WHAT YOU HAVE TO DO
Look for the word "JSON" in the entries and copy each line where it appears.

++++ SUPPLIED MATERIAL ++++

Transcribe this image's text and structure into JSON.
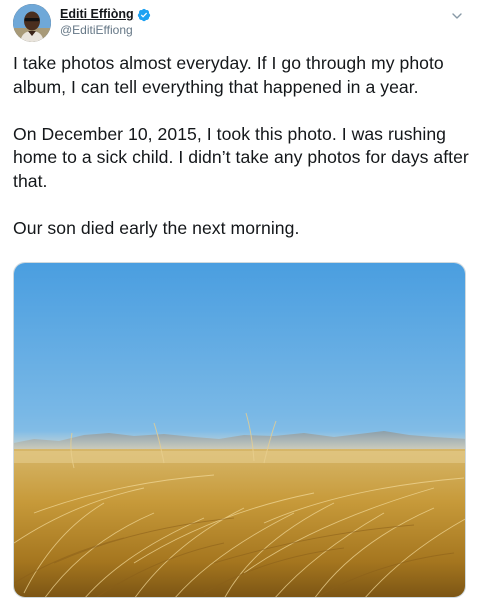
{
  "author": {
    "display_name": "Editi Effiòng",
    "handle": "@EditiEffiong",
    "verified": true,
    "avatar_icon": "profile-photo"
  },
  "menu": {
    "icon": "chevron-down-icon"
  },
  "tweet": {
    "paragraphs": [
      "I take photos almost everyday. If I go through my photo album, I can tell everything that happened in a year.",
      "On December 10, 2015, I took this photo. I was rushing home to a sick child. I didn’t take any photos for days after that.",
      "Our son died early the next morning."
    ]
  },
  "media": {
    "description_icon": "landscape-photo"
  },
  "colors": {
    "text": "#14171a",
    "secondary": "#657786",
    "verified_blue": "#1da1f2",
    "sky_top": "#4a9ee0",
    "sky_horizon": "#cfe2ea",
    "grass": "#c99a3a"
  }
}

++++
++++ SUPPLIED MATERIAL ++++

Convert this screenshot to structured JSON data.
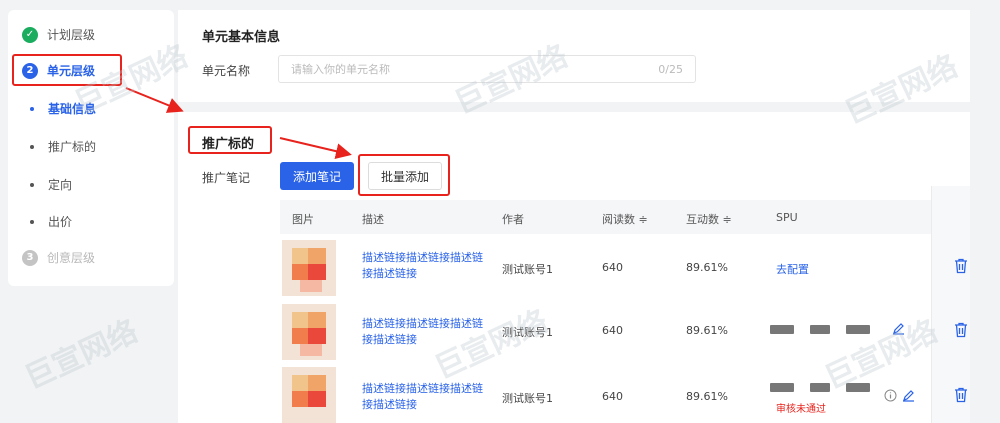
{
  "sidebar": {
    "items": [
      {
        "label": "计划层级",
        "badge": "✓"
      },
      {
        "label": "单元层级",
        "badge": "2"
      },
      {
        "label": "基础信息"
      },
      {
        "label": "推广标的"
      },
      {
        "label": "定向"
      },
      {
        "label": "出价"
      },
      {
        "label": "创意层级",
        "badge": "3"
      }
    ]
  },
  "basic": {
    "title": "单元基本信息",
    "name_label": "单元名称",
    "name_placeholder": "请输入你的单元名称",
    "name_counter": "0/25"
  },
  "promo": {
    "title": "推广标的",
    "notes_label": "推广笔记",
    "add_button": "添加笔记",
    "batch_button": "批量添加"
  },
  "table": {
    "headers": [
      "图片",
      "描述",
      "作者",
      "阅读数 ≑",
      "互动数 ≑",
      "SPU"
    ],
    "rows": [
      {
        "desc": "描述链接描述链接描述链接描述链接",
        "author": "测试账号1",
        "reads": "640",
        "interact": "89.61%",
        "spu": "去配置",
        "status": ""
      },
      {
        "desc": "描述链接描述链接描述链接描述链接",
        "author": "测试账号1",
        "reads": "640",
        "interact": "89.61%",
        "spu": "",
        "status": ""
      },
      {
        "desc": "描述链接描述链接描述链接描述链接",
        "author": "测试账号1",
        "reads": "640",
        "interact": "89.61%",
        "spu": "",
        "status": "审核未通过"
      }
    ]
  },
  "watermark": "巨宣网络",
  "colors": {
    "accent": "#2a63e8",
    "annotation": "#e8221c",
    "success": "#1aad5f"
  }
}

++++

COMPLETED EXERCISE
Transcribe this image's text and structure into JSON.
Convert this screenshot to structured JSON data.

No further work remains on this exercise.